**Assigned task:** If a line of the data below holds the string "selected", copy it.

**Input for this task:**
····················

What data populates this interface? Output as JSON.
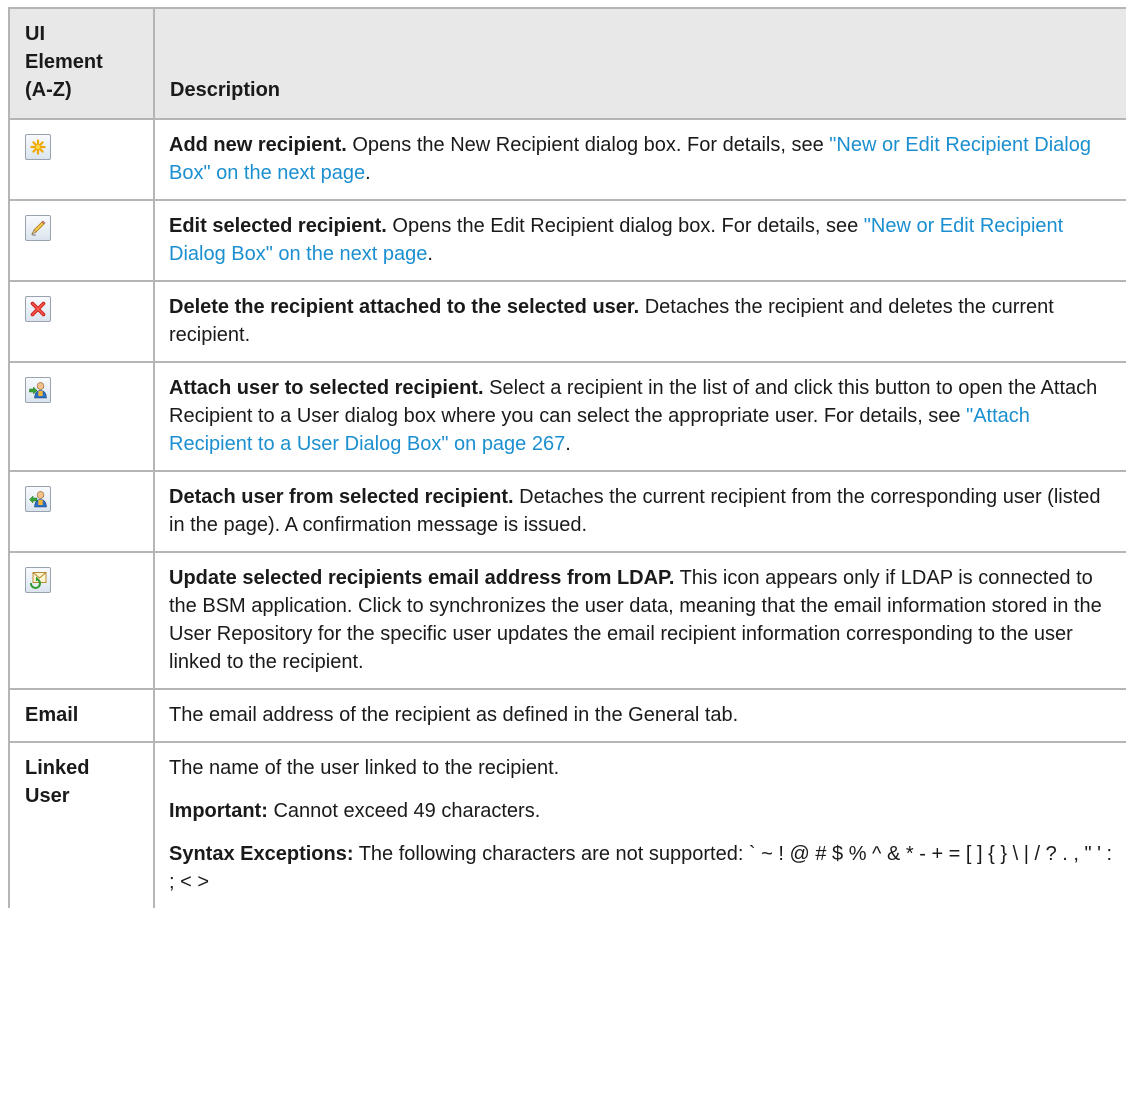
{
  "table": {
    "header": {
      "element_col": [
        "UI",
        "Element",
        "(A-Z)"
      ],
      "description_col": "Description"
    },
    "rows": [
      {
        "icon": "add-new-recipient-icon",
        "title": "Add new recipient.",
        "text": " Opens the New Recipient dialog box. For details, see ",
        "link": "\"New or Edit Recipient Dialog Box\" on the next page",
        "tail": "."
      },
      {
        "icon": "edit-recipient-icon",
        "title": "Edit selected recipient.",
        "text": " Opens the Edit Recipient dialog box. For details, see ",
        "link": "\"New or Edit Recipient Dialog Box\" on the next page",
        "tail": "."
      },
      {
        "icon": "delete-recipient-icon",
        "title": "Delete the recipient attached to the selected user.",
        "text": " Detaches the recipient and deletes the current recipient."
      },
      {
        "icon": "attach-user-icon",
        "title": "Attach user to selected recipient.",
        "text": " Select a recipient in the list of and click this button to open the Attach Recipient to a User dialog box where you can select the appropriate user. For details, see ",
        "link": "\"Attach Recipient to a User Dialog Box\" on page 267",
        "tail": "."
      },
      {
        "icon": "detach-user-icon",
        "title": "Detach user from selected recipient.",
        "text": " Detaches the current recipient from the corresponding user (listed in the page). A confirmation message is issued."
      },
      {
        "icon": "ldap-update-email-icon",
        "title": "Update selected recipients email address from LDAP.",
        "text": " This icon appears only if LDAP is connected to the BSM application. Click to synchronizes the user data, meaning that the email information stored in the User Repository for the specific user updates the email recipient information corresponding to the user linked to the recipient."
      },
      {
        "element": "Email",
        "text": "The email address of the recipient as defined in the General tab."
      },
      {
        "element_lines": [
          "Linked",
          "User"
        ],
        "text": "The name of the user linked to the recipient.",
        "important_label": "Important:",
        "important_text": " Cannot exceed 49 characters.",
        "syntax_label": "Syntax Exceptions:",
        "syntax_text": " The following characters are not supported: ` ~ ! @ # $ % ^ & * - + = [ ] { } \\ | / ? . , \" ' : ; < >"
      }
    ]
  },
  "colors": {
    "link": "#1b8fcf",
    "header_bg": "#e8e8e8",
    "border": "#b5b5b5"
  }
}
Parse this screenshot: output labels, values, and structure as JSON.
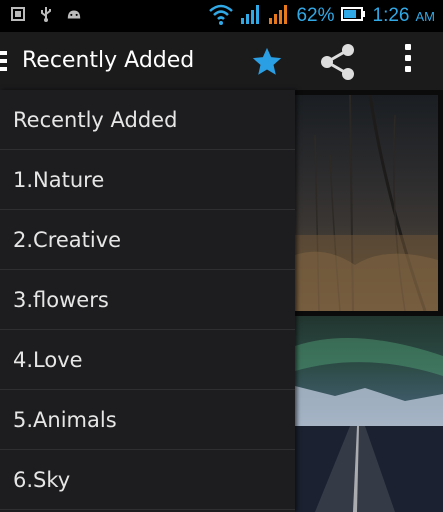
{
  "statusbar": {
    "battery_percent": "62%",
    "time": "1:26",
    "ampm": "AM",
    "accent_color": "#31a9e6",
    "left_icons": [
      "screenshot-icon",
      "usb-icon",
      "android-icon"
    ],
    "right_icons": [
      "wifi-icon",
      "signal-icon",
      "signal-icon",
      "battery-icon"
    ]
  },
  "actionbar": {
    "title": "Recently Added",
    "icons": [
      "drawer-menu-icon",
      "star-icon",
      "share-icon",
      "overflow-menu-icon"
    ],
    "star_color": "#2b9fe3"
  },
  "drawer": {
    "items": [
      {
        "label": "Recently Added"
      },
      {
        "label": "1.Nature"
      },
      {
        "label": "2.Creative"
      },
      {
        "label": "3.flowers"
      },
      {
        "label": "4.Love"
      },
      {
        "label": "5.Animals"
      },
      {
        "label": "6.Sky"
      }
    ]
  }
}
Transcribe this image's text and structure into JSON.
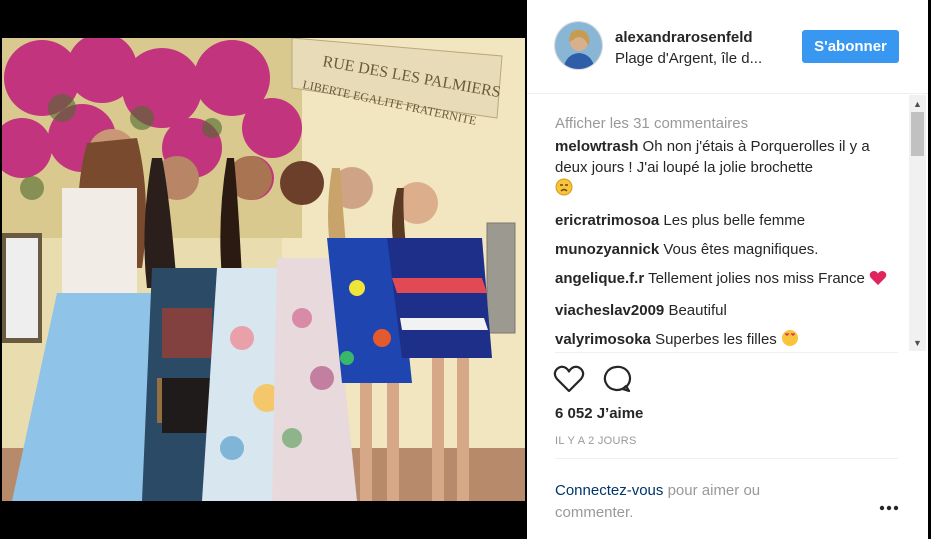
{
  "post": {
    "username": "alexandrarosenfeld",
    "location": "Plage d'Argent, île d...",
    "follow_label": "S'abonner",
    "load_more": "Afficher les 31 commentaires",
    "comments": [
      {
        "user": "melowtrash",
        "text": "Oh non j'étais à Porquerolles il y a deux jours ! J'ai loupé la jolie brochette",
        "emoji": "sleepy-face"
      },
      {
        "user": "ericratrimosoa",
        "text": "Les plus belle femme"
      },
      {
        "user": "munozyannick",
        "text": "Vous êtes magnifiques."
      },
      {
        "user": "angelique.f.r",
        "text": "Tellement jolies nos miss France",
        "emoji": "red-heart"
      },
      {
        "user": "viacheslav2009",
        "text": "Beautiful"
      },
      {
        "user": "valyrimosoka",
        "text": "Superbes les filles",
        "emoji": "heart-eyes"
      }
    ],
    "likes": "6 052 J’aime",
    "time": "IL Y A 2 JOURS",
    "login_link": "Connectez-vous",
    "login_rest": " pour aimer ou commenter."
  },
  "photo": {
    "sign_line1": "RUE DES LES PALMIERS",
    "sign_line2": "LIBERTE EGALITE FRATERNITE"
  },
  "colors": {
    "accent": "#3897f0",
    "link": "#003569",
    "text": "#262626",
    "muted": "#999999"
  }
}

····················

**Response area:**
        "title": "Edit selected recipient.",
        "title": "Delete the recipient attached to the selected user.",
        "title": "Attach user to selected recipient.",
        "title": "Detach user from selected recipient.",
        "title": "Update selected recipients email address from LDAP.",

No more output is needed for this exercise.